April: Books


I started this on January 1 after receiving the recommendation from my friend, Madison. I’ve followed Annie F. Downs for a while on social media, have seen her speak at IF:Gathering, and have read one of her previously published books. I love her approach to her life – it doesn’t quite look like she expected it to years ago, but that hasn’t kept her from thriving in her gifts and talents. 100 Days to Brave challenged my thoughts and actions, forced me to consider the weight of how God is moving, and truly made me more confident in my dreams and my place in the world around me. I appreciate Annie’s approach to the content I’m grateful for the journey. It’s so interesting to see what changes and what stays the same in 100 days!


I was pleasantly surprised by this book. Backman has written an intriguing, funny, and moving story about an 8-year old getting to know her neighbors and her family after the unexpected death of her favorite person – her grandmother. I thought this would be campy and a little boring, but it was the opposite. Backman has created fascinating worlds with his fairytales that bind together this little community.


First of all, seeing Abby (+Glennon) in real life at the Somerville Theatre (thanks Porter Square Books!) was fantastic. I loved reading this book, too. This could easily be mistaken for “just another self-help book” or “just another book for the women” but it’s not. While the 8 “rules” Abby presents change the game a little, they aren’t NEW exactly. They’re what we’ve all been thinking and needing for a while.

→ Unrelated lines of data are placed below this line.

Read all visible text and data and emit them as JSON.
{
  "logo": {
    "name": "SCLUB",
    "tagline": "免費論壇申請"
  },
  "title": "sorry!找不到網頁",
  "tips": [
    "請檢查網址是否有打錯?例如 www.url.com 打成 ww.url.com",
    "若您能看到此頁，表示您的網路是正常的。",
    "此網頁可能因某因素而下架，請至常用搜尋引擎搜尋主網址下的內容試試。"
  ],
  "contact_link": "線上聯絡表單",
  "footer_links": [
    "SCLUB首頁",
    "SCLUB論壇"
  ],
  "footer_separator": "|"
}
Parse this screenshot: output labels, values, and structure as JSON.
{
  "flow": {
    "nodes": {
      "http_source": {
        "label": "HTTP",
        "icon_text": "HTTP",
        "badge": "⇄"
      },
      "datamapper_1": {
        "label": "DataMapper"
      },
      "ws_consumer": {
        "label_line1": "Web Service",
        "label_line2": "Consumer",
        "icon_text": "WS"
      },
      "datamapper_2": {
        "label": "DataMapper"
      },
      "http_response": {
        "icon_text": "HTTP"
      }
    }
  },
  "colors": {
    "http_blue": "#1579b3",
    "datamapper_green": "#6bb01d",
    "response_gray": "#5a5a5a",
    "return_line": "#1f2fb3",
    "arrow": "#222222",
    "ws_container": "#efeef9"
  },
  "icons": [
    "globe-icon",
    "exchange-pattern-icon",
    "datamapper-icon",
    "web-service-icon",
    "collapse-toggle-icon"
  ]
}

I really do love the Outlander collection. After a wild, crazy week (or month) at work I needed an escape. This was perfect. Zombies, oh my! But not the way you think. Gabaldon, ever the researcher and historian, delves into the class and racial structure of “new world” Jamaica, complete with snakes, charms, natural “remedies,” and crazy twists. I’m always left feeling a little more knowledgeable about history when I finish something in this saga, full of historical accuracy and literary genius. I was pleasantly surprised at her nod to Zora Neale Hurston here as well.
Bravo, once more.


A former employer gave me this book when I was last in Georgia. “It’s you, but in a book,” she said. I don’t typically read work-related books, but I gave this one a shot and…she was right. Nelson discusses taking initiative at work instead of doing just what’s listed in your job description.
To be honest, that’s how I ended up in my current job role (and in every other job I’ve had since college). Solving problems, telling stories, going the extra mile — these things bring me the most joy in work and the most stress all at once because my plate gets so full so fast, but I’m grateful for the doors this mindset has opened in my life.


I finished this book days ago, but have been mulling it over, unsure how to put my thoughts into words for this review.
J.D. Vance explores a world that, while very different from mine, hits close to home. There are many aspects of his story and culture that parallel that of my upbringing and my family. He has created a striking deconstruction of hillbilly culture and that of working-class Americans. Beyond being captivating for its narrative, the statistics and norms Vance presents are arresting in their reality. I can’t think of a demographic that wouldn’t benefit from reading this.

Follow along with all my reviews on Goodreads!


Here are a few of the bookstores I’ve visited this month!

  • Just kidding, I went to no bookstores this month, but I did get a few books from friends! You’ll see the Crazy Rich Asian saga, a new book by Ravi Zacharias, and a few others in the next month or so!